BC Housing expects construction of the supported adult housing complex at 988 Eighth St. to be complete in late March. The City of Courtenay issued a $7 million building permit in December.
The complex will contain 46 modular units that will house individuals struggling with homelessness. The John Howard Society of North Island will operate the facility and provide 24/7 services.
“This particular model of housing is meant to meet the needs of those who are chronically homeless,” said Natalie Meredith, who will manage the facility. “We will be prioritizing those who have been unable to maintain housing for longer than six months in the last three years, and who additionally are facing physical, mental health and substance use challenges. We will also need to consider the mix of residents and ensure capacity to meet these needs.”
Tenants have yet to be identified. BC Housing said potential residents will be considered on an individual basis to ensure housing and services match the support services they need, such as lifeskills training and employment assistance.
“We’re going to do a big recruitment, shortly, for staffing,” John Howard’s executive director Wendy Richardson said. “There will be quite a few jobs coming up.”
The society will conduct a survey to find a name for the facility.

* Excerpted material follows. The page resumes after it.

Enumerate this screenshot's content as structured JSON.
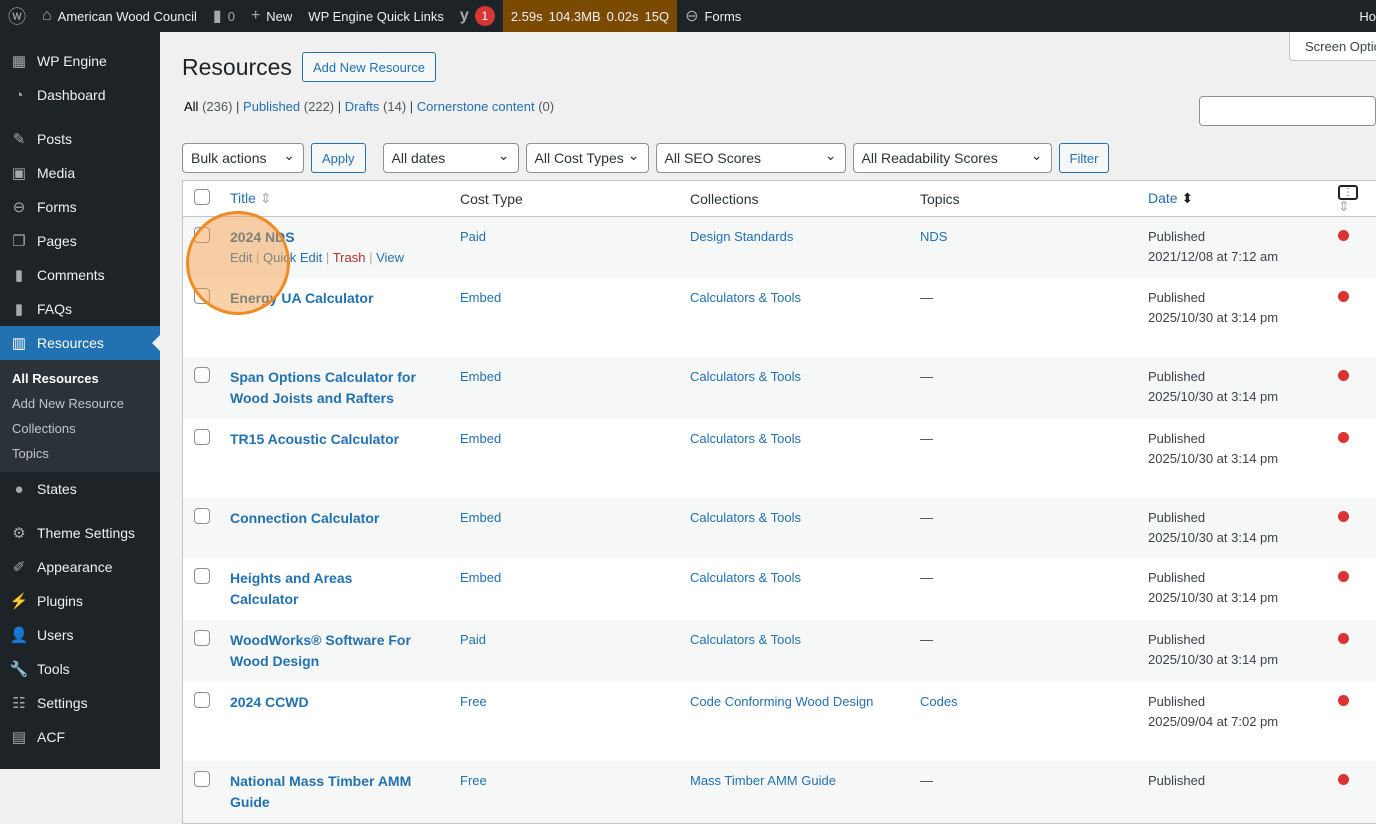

The project has been criticized by some area residents, particularly those who live at the nearby Kiwanis Village for seniors. At a public hearing last year, several residents said drug activity would worse, considering the proximity of the Pidcock shelter and the Comox Valley Recovery Centre. But Courtenay council approved a zoning amendment to allow the homes.

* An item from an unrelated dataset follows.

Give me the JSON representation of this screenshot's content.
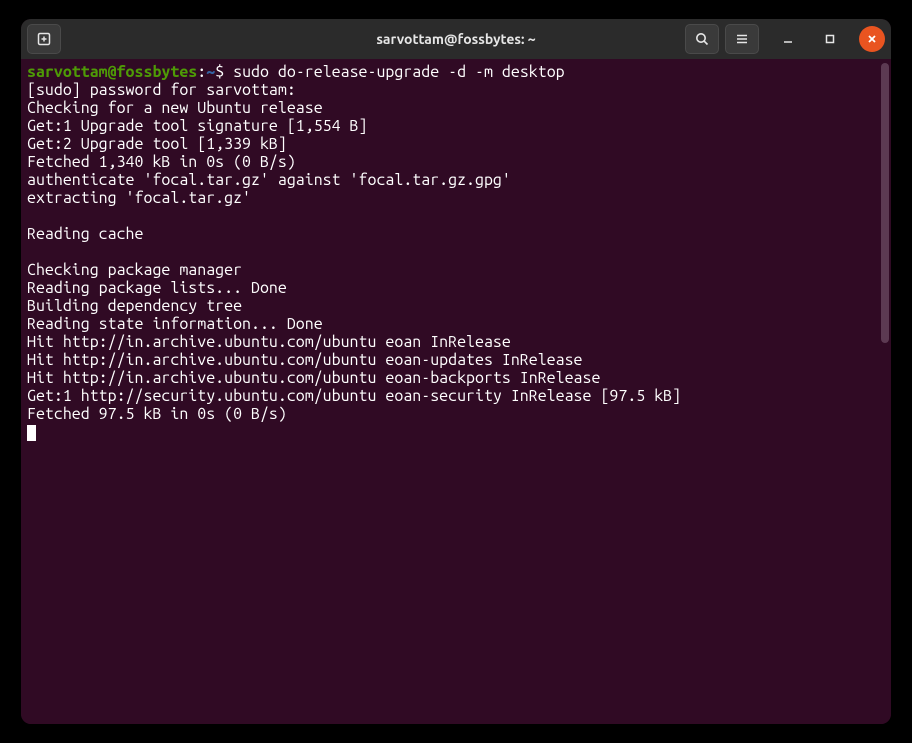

•The John Howard Society is also operating a transitional housing facility for youth dubbed the Station, formerly Abbeyfield House, adjacent to the adult housing complex. Five youths have moved into the 10-bedroom complex, which is staffed seven days a week and has live-in caretakers.
“It’s going well,” Richardson said. “We’re building a healthy culture there by adding young people one at a time.”
Residents are 16-19 years (though some may be up to 24) who are homeless or at risk of homelessness.
“It may be a young person who’s couch surfing, it could be somebody who’s coming out of care who doesn’t have anywhere to go and needs that extra transitional period. It’s young people who do not have stable housing.”
Residents develop a plan that includes school or work, or work readiness. They also learn lifeskills such as cooking, and how to be a good tenant.
“With some of these young people, their biological age and their emotional age may not match, so our goal is to support them to become healthy adults who can then move into market housing and be successful,” Richardson said. “During that transition period, young people in care age out and then there’s not much for them. Our goal is to partly cover that transitional period.”